JGrads helps connect students


While attending Dartmouth College, Michele Nudelman served as Vice President of programming for Hillel and helped create the Chabad on Campus chapter. After graduating from Dartmouth, she entered Washington University to receive a joint law and business school degree.

Nudelman, along with other law school students, attended Washington University Chabad on a weekly basis, but she noticed the lack of programming specifically for graduate students. Taking initiative to remedy the situation, she and Rabbi Hershey Novack, who directs Washington University’s Chabad on Campus, formed JGrads.


Now in its third year, the organization spread throughout graduate school campuses in St. Louis and offers graduate students and their young-adult peers specific Jewish programming distinct from those of undergraduate students. According to their mission, JGrads aims to successfully meet this need by providing social, educational, and spiritual opportunities to develop a sense of community.

JGrads’ leaders initially turned to technology to spread the word about their activities. The popular social networking Web site Facebook has helped the organization create a presence in St. Louis. “When we first started we were struggling to find 30 Facebook members,” says Nudelman. “Now, we have almost 200 members. It’s unbelievable how our membership has grown.”

Novack, the group’s advisor, also credits Facebook with helping JGrads grow. “Facebook lowers the barriers for participation. People can log on from the comfort of their own home at 4 a.m.” Nudelman feels that Facebook allows her to quickly communicate with their contingent. “We can quickly get feedback from our student leaders. Facebook allows us to reach out to a bunch of people at once. We can send out an event invitation two days in advance.”

Although the group relies heavily on Internet communication, the purpose of the group is all about personal connections. According to Novack, “there is a need for human interaction for people in graduate school in a substantive Jewish way.” He cautions however, “this is not just another singles event.”

Beca Sallen, the JGrads St. Louis University (SLU) representative, agrees. “At a Jesuit university it would be harder to keep your Jewish identity if not for JGrads. It’s important at SLU for the few Jewish students to get to know people at other schools and get in touch with the Jewish community.”

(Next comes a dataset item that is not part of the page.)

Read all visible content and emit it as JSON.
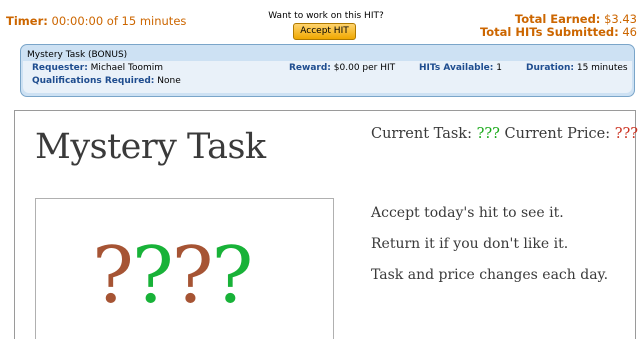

Washington University third-year law student Natalie Benhamou, who also serves as president of her school’s Jewish Legal Society, also takes advantage of the opportunities JGrads provides. “Grad students are typically departmentalized in our area of study. Now we can participate in activities without being mixed in with undergraduate students,” she says. “I have the chance to mingle and meet other people outside my program. I can network with people who have gone through what I’m going through.”

Nudelman welcomes participants from across the city. “Graduate students from many schools have the opportunity to see what’s going on at each campus more broadly. People from other schools who get involved will bring new ideas and that’s what makes an organization better and more likely to last.”

As president of JGrads, Nudelman collaborates with Novack to create programming suitable for area graduate students. Novack recognizes her contribution, as well as the other students involved in the organization. “The student leaders are an inspiration. They collaborate effectively for the common good and they give me hope for the Jewish future,” Novack says. “The students are ambitious and have a lot of other priorities, and they come together from different backgrounds and make contributions to the community.”

The student leaders pack the calendar with events which include monthly Shabbat dinners, an annual Purim party, ethics seminars, a speaker series, and working to raise recognition at campuses about the High Holidays, Hanukkah, and Passover. Each of these events resonates with JGrads members.

Benhamou is thankful for the High Holiday services. “That is the most meaningful aspect of the JGrads program that I participate in,” she feels. “The organization creates a community for those who observe the holidays away from home.”

Novack remains excited about the organization’s future. “This group of students in our community represents great potential. I’m privileged to be at the forefront of developing a community agency to harness some of this energy in a Jewish way.”

In the future, Novack hopes to strengthen partnerships with organizations such as Hillel and birthright israel, and to further explore community service opportunities within the St. Louis area.

As the St. Louis graduate student population is transient, the organization is constantly evolving. “There’s a hint of sadness for the Jewish community at every graduation,” says Novack. “We need to find ways to keep some of these incredibly talented young people in St. Louis for the long-term.” Nudelman plans to move to New York upon completing her graduate education, but leaves a legacy with JGrads. “I hope that JGrads continues to grow and serve the needs of students in St. Louis. It was such an important part of my experience and I hope it will be for others.”